As the director of a single-coverage community ED with about 22,000
visits a year and about 20% admissions, I’ve been fortunate to be left
alone by the administration. The nursing director and I – along with a
team of scribes, advance practice clinicians and staff, have largely
been free to do whatever we could to improve throughput in the ED.
Emergency Physicians Monthly has teamed up with the board prep pros at Rosh Review to bring you a mini board review, so that you can test yourself on a regular basis and track your progress. The following is the test – and answers – from the March edition of Emergency Physicians Monthly. Questions about the test? Talk back on Twitter @epmonthly.
on the black pavement are freshly released as the cool rain drizzles
upon it. Typical morning rush hour traffic as drivers vie for position.
She slams on her brakes to avoid a passing car. At 55 mph, her sedan
spins out of control. Miraculously avoiding other vehicles, the sedan
comes to a stop by sideswiping the median. The driver, Mary S.,

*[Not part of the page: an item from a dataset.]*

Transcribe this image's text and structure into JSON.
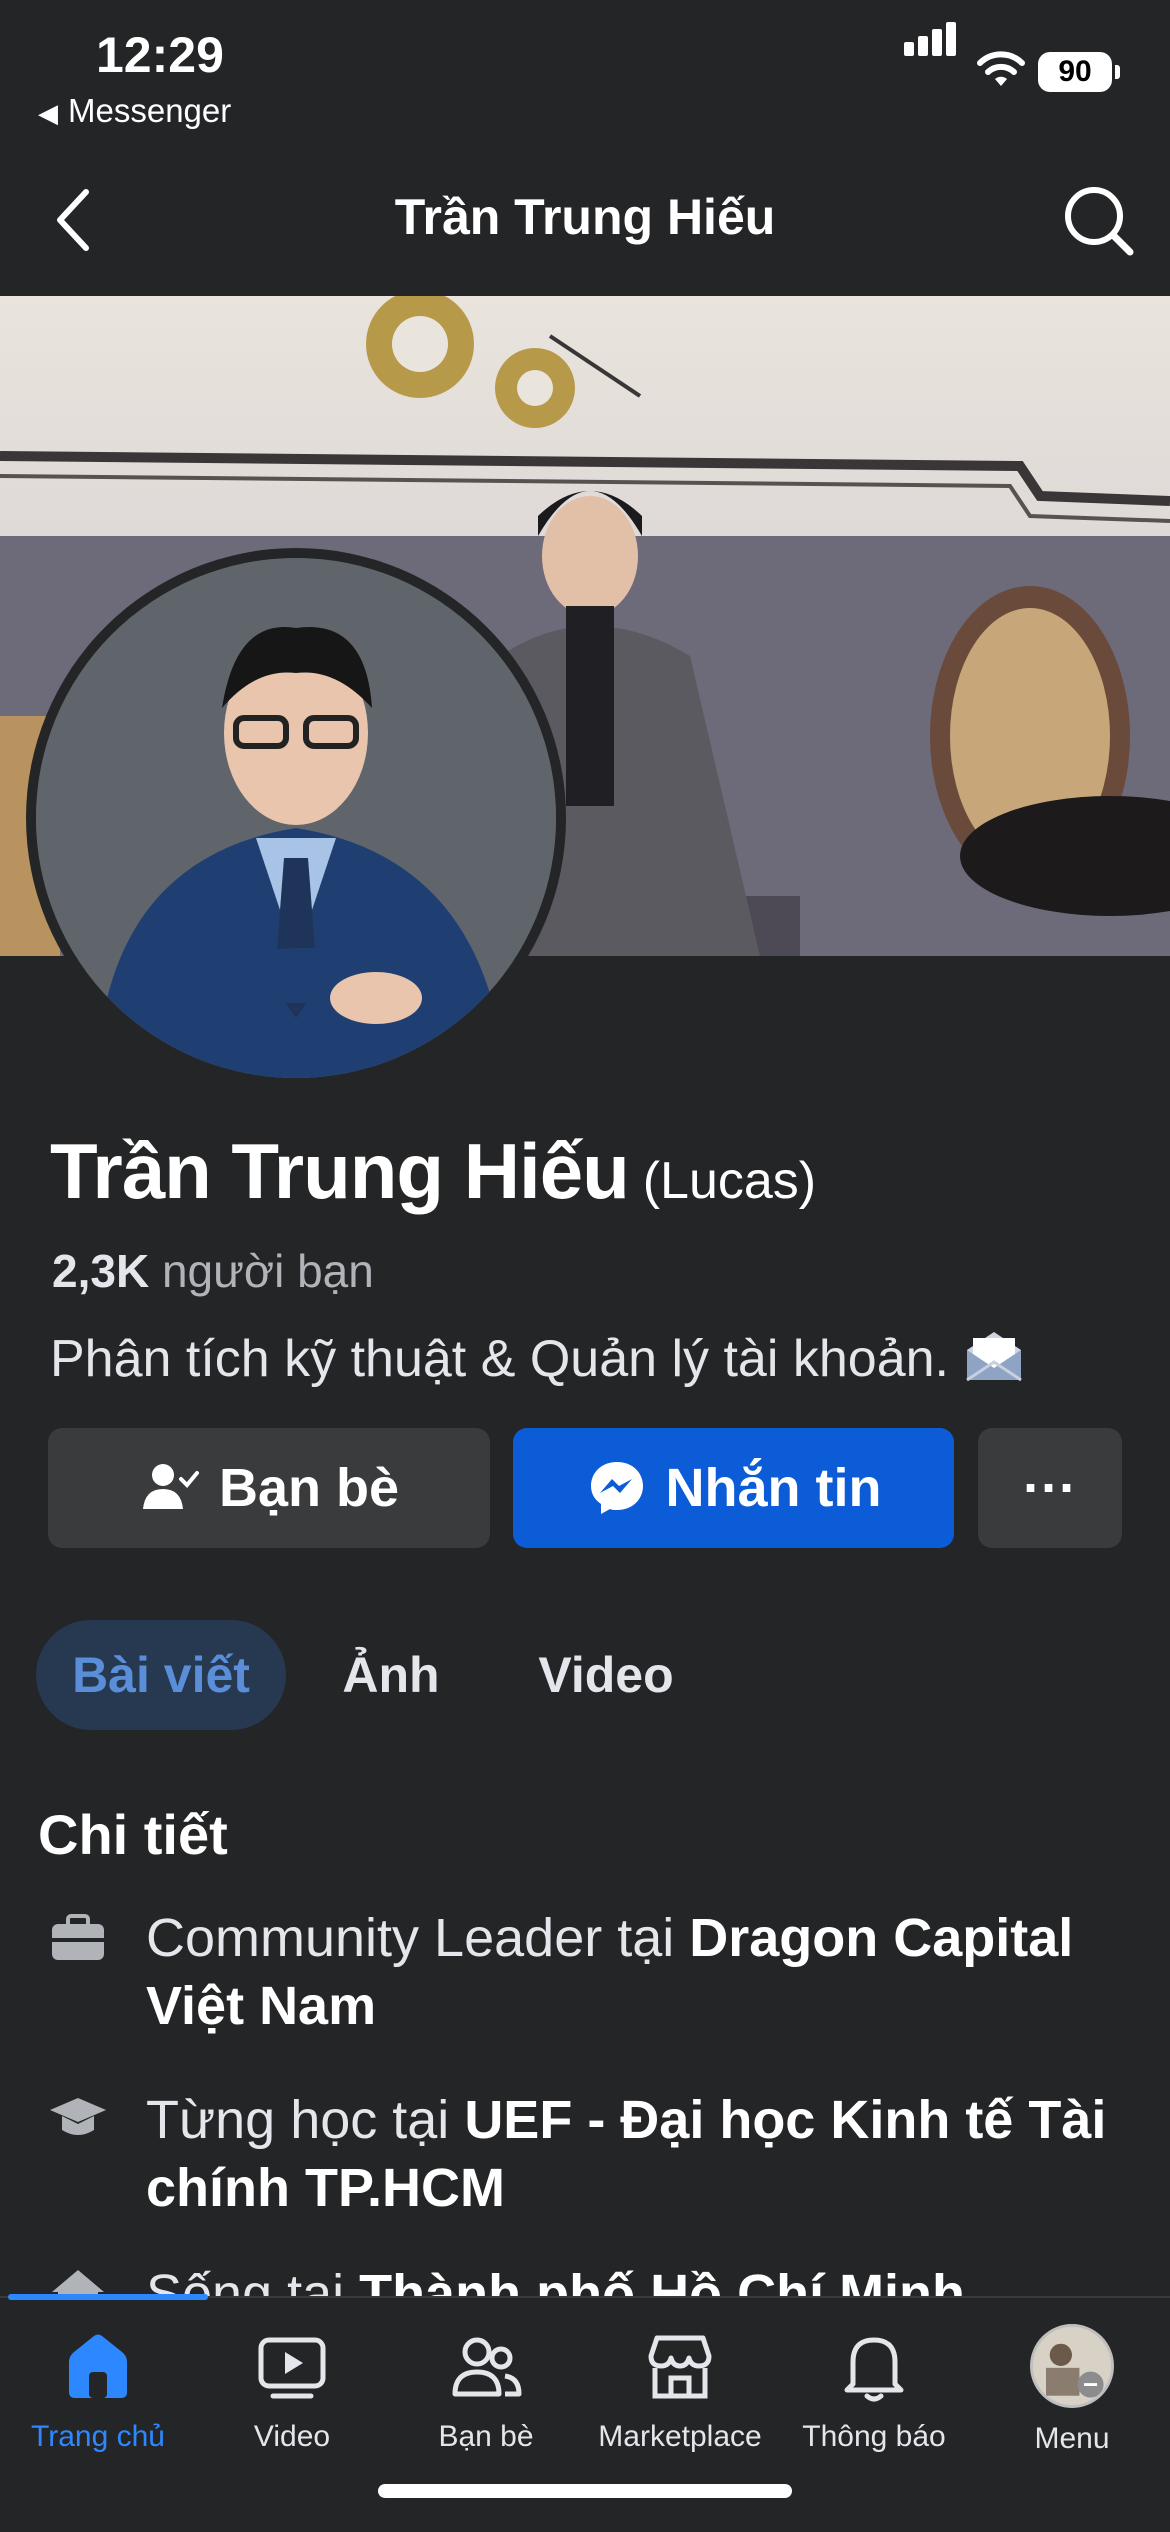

unbuckles her restraints and runs from the vehicle. One case presentation. Two distinct courses of action. You judge which is right.
Dr. Wayne Barry had a heart attack this year and was forced to leave the
practice of emergency medicine. A few months later he had retooled his
trajectory and was enjoying life more than he ever could have imagined.
A series about the cold, hard numbers behind some of our most common ED practices
Does it help to use prophylactic antibiotics during management of gastrointestinal bleeding in cirrhotic patients?
There is still a marked disparity between the number of women in
emergency medicine and the percentage of female leaders. This is
damaging both to female physicians and to the specialty as a whole.
Last month, New York City mayor Michael Bloomberg cut the proverbial
ribbon on a plan aimed at combatting opioid prescription drug abuse in
the big apple. The guidelines, which will be rolled out in all 11 of the
City’s public hospitals, state that the emergency departments will not
prescribe long-acting opioid painkillers; can only prescribe up to a
three-day supply of opioids
When people learn I work in the emergency department they usually ask,
“How do you do it?” Or they say, “Wow, I bet you see a lot of crazy
things.” My answer aloud: “It’s never dull.” My answer in my head: “You
have no idea.”
Last month EPM published an article that expounded on the benefits of
Twitter in the realm of medical education. In this new, ongoing series,
we’ll explore pearls of medical wisdom that have come through the
Twitterverse, in the hopes of fleshing out this under-utilized tool.
As part of a new series on the maturing of the emergency physician
career, EPM’s Fitzgerald Alcindor sat down with EP-turned-administrator
Barry Rosenthal, chairman of EM at Winthrop University Hospital in
Mineola, New York.